─── Task material ───

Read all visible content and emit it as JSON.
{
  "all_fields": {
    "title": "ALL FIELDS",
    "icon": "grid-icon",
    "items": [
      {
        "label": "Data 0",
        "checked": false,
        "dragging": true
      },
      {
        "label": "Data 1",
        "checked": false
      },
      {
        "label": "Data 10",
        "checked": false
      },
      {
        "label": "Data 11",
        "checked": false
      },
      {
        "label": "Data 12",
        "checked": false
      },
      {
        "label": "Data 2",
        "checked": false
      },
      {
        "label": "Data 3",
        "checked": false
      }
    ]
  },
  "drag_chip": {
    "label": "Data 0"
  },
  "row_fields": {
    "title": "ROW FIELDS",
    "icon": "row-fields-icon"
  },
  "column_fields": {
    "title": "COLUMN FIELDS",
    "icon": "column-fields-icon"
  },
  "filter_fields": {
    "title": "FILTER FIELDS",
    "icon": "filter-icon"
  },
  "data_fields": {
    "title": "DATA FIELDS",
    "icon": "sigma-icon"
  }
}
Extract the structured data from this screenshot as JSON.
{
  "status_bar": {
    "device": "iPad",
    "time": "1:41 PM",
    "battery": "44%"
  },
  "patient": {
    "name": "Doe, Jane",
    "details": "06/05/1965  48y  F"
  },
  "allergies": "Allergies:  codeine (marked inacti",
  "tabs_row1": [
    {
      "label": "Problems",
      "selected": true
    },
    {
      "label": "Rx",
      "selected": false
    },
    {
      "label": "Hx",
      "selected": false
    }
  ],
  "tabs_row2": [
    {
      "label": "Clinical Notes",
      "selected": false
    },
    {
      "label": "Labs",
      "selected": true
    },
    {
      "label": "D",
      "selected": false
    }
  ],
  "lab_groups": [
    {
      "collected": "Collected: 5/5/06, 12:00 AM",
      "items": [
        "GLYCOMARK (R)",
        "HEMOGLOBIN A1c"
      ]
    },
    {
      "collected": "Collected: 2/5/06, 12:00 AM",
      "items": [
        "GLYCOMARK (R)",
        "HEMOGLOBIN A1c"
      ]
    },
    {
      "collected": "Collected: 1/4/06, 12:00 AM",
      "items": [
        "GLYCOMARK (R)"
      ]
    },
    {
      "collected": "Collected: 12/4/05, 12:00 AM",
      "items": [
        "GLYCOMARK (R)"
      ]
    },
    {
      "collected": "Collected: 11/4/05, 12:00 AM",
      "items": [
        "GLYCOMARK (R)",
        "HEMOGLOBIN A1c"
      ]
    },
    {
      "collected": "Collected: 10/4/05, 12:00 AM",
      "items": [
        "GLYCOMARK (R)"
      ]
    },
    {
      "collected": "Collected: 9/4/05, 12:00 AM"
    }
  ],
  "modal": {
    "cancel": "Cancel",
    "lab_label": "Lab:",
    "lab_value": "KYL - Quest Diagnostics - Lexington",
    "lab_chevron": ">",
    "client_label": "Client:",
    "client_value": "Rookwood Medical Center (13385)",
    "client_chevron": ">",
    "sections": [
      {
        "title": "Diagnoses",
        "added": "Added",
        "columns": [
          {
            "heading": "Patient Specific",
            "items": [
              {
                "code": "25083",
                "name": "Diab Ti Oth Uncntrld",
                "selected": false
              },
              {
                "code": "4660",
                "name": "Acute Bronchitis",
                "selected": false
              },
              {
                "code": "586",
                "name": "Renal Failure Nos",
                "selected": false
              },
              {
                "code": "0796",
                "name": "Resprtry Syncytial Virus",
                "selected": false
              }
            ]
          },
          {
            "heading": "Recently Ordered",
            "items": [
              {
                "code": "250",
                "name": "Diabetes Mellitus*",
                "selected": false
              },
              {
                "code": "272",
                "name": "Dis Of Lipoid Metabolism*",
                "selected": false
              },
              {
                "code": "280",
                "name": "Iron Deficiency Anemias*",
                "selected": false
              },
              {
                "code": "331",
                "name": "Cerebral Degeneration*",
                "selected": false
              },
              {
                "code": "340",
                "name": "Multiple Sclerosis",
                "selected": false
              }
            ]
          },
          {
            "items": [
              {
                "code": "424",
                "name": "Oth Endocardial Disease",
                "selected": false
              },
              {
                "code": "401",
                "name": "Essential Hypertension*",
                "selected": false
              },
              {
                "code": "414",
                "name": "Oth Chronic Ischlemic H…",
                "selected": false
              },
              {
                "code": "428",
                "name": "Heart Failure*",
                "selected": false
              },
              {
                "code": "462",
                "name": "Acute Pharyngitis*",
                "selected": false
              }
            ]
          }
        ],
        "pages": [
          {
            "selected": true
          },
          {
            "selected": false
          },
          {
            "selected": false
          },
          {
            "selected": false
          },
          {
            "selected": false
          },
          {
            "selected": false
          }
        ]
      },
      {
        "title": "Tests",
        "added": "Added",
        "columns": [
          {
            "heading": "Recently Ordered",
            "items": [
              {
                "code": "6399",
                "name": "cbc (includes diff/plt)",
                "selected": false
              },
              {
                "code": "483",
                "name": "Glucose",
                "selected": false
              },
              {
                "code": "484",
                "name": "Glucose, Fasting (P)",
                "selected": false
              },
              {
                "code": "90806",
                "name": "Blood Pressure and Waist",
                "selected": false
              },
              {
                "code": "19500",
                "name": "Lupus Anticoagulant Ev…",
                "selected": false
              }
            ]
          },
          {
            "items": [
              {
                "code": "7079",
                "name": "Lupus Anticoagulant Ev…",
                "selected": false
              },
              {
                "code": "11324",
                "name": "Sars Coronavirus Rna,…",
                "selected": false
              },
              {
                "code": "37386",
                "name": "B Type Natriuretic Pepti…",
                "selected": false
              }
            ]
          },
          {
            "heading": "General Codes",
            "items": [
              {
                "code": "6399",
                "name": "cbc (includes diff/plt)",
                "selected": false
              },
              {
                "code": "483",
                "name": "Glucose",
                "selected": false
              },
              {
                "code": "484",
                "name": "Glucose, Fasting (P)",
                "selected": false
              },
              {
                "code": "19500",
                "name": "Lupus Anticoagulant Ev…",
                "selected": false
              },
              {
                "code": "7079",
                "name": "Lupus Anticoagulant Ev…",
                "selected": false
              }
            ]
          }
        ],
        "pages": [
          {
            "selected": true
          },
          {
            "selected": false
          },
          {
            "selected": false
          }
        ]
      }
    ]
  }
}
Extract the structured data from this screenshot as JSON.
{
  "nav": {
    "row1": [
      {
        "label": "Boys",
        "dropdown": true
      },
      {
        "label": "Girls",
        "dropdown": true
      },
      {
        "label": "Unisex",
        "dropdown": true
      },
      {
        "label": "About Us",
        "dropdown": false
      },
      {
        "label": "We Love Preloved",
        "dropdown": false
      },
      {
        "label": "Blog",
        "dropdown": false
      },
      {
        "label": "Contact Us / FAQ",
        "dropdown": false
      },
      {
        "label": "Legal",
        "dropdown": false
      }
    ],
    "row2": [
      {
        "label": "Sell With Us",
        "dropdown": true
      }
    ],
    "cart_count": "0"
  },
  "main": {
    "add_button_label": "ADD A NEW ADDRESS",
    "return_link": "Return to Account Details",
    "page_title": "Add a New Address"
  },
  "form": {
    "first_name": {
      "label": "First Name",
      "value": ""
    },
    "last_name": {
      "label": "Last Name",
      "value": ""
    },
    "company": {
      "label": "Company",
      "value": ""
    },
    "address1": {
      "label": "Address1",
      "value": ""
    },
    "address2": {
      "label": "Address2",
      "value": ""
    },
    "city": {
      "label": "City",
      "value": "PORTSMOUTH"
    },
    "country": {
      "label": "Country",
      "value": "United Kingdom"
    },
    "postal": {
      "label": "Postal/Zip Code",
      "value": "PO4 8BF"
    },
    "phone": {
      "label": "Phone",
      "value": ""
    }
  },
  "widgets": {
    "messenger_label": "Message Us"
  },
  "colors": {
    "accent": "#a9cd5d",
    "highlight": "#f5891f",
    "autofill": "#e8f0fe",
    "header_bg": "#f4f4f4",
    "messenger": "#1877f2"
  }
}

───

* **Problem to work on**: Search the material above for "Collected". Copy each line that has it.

* **Output for this task**:
      "collected": "Collected: 5/5/06, 12:00 AM",
      "collected": "Collected: 2/5/06, 12:00 AM",
      "collected": "Collected: 1/4/06, 12:00 AM",
      "collected": "Collected: 12/4/05, 12:00 AM",
      "collected": "Collected: 11/4/05, 12:00 AM",
      "collected": "Collected: 10/4/05, 12:00 AM",
      "collected": "Collected: 9/4/05, 12:00 AM"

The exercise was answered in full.